* [Problem statement]: Copy out all lines of the material below in which "https" occurs.
The input Block Start
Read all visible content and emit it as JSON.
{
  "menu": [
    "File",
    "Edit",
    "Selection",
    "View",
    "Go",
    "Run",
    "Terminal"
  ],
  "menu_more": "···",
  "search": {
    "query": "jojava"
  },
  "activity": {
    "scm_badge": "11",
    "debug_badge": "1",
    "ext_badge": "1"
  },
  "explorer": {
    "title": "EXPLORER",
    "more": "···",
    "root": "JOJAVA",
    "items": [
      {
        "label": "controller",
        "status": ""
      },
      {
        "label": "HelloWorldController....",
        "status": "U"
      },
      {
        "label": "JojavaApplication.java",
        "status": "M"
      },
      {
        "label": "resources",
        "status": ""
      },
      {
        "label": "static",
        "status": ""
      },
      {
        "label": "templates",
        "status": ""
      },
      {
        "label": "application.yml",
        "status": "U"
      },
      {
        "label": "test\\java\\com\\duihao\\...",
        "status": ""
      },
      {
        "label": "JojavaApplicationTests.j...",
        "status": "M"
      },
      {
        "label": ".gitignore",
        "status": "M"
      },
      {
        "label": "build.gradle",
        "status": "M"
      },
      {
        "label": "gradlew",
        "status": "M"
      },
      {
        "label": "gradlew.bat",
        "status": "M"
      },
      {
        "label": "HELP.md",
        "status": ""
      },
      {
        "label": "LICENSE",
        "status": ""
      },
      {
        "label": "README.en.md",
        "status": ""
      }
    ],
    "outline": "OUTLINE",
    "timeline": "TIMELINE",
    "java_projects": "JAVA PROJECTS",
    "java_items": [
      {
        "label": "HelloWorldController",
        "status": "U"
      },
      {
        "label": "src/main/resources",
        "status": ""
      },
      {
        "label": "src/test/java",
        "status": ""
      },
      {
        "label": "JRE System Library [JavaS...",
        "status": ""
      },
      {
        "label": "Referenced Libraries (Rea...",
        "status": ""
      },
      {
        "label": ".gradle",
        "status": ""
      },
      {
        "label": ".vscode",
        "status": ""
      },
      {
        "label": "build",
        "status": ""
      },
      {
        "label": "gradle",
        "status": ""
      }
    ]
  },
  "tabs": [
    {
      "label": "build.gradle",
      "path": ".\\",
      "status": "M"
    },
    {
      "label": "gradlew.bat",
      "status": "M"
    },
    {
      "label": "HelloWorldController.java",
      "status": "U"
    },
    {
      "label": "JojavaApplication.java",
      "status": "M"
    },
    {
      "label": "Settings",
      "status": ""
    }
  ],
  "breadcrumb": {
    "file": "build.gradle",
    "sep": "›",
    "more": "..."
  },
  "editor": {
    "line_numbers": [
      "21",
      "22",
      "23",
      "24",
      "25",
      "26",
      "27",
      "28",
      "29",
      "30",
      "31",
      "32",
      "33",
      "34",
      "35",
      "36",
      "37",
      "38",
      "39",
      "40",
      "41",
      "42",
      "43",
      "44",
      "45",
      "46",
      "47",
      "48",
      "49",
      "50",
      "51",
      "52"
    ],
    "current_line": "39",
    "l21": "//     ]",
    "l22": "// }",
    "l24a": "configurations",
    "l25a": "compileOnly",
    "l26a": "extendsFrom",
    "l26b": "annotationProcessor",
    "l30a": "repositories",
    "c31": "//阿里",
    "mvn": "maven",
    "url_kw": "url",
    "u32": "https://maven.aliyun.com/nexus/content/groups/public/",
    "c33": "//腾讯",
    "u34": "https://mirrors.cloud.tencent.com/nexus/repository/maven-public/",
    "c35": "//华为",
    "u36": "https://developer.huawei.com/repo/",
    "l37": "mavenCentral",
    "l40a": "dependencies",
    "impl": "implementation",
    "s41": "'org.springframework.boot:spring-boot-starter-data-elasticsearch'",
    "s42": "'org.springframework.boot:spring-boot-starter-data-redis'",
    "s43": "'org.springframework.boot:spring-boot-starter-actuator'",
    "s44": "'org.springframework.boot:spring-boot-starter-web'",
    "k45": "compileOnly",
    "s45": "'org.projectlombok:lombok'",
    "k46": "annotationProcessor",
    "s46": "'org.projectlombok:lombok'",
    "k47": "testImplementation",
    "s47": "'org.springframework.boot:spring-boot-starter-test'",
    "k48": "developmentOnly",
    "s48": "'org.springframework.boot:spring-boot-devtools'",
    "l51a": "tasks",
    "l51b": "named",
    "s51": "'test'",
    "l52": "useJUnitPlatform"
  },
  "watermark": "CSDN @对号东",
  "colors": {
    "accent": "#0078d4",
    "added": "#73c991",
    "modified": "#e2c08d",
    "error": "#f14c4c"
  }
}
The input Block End
* [Task answer]:
    "u32": "https://maven.aliyun.com/nexus/content/groups/public/",
    "u34": "https://mirrors.cloud.tencent.com/nexus/repository/maven-public/",
    "u36": "https://developer.huawei.com/repo/",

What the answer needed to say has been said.